"Redux" changed that for me. With some small additions and re-structuring, the first half to two-thirds of this really are the great movie Coppolla so desperately wanted it to be, which feels and moves infinitely better than its original cut. The feeling of traveling up the river to a more grimly primordial world is palpable, in a way it wasn't before.
For example, the stealing of Kilgore's surfboard gives a greater sense of Willard's character, because it's a reaction to Kilgore. In the original cut, Willard was almost entirely passive. You never see Willard reacting to what he's experiencing, he just observes, and the portentous narration tells us what he's thinking. You claim it breaks the tone, and you are right--but it worked better for me.
Unfortunately, the film is still a grand failure. The film starts to go off the tracks in the Playboy bunny scene, skids to a absolute stop in the famous French plantation scene (though, like you, I liked Albert Hall's funeral), and the utter dramatic failure of Brando as Kurtz makes the end of this cut as unmoving, embarrassing, and boring now as it was 20 years ago. The improvement of the first two acts of the film throw into high relief just how badly the last act doesn't work.

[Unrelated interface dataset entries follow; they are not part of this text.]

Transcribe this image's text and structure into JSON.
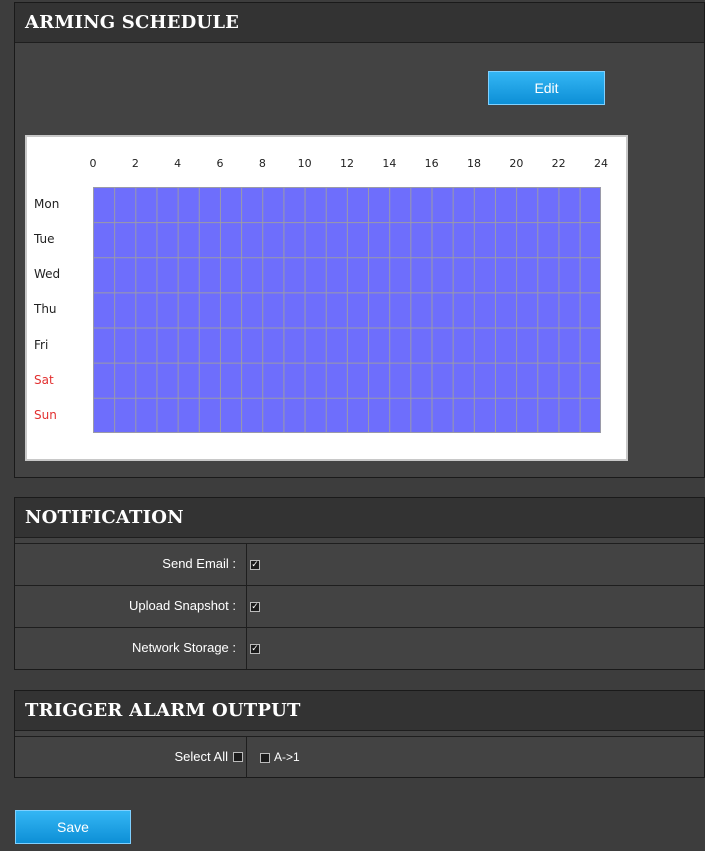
{
  "arming": {
    "title": "ARMING SCHEDULE",
    "edit_label": "Edit",
    "hours": [
      "0",
      "2",
      "4",
      "6",
      "8",
      "10",
      "12",
      "14",
      "16",
      "18",
      "20",
      "22",
      "24"
    ],
    "days": [
      "Mon",
      "Tue",
      "Wed",
      "Thu",
      "Fri",
      "Sat",
      "Sun"
    ],
    "weekend_color": "#e23030",
    "schedule_color": "#6e6efc"
  },
  "notification": {
    "title": "NOTIFICATION",
    "rows": [
      {
        "label": "Send Email :",
        "checked": true
      },
      {
        "label": "Upload Snapshot :",
        "checked": true
      },
      {
        "label": "Network Storage :",
        "checked": true
      }
    ]
  },
  "trigger": {
    "title": "TRIGGER ALARM OUTPUT",
    "select_all_label": "Select All",
    "output_label": "A->1"
  },
  "save_label": "Save",
  "accent": "#1a9ee6"
}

I suspect Coppola knows this, in his heart. He did LOTS of subtle restructuring and re-editing of the first half of the film (I've had a chance to play dvd's of both versions in comparison with each other), but virtually none in the last half. In the later parts of the film, he just threw in the extra scenes and called it good.
I think what Coppolla needed was to get even more ruthless. He had the guts to fire Harvey Keitel when he wasn't working out, and he had the guts to cut all that stuff in the original edit. What he needed to do was cut out Brando. (Okay--with extreme prejudice :)
Maybe what we need is a Phantom Edit version. Maybe Willard should get up the river to a vast anti-climax, with Kurtz already dead ("Mistah Kurtz, he dead"), and nothing to show for the journey, up the creek without a purpose. That would leave a version of the film with the good bits kept and the bad bits discarded, and an ending that would work, as opposed to the one it's got which doesn't, and which detracts from the parts that are worthwhile.
Anyway, just a thought. Best regards, Hank Graham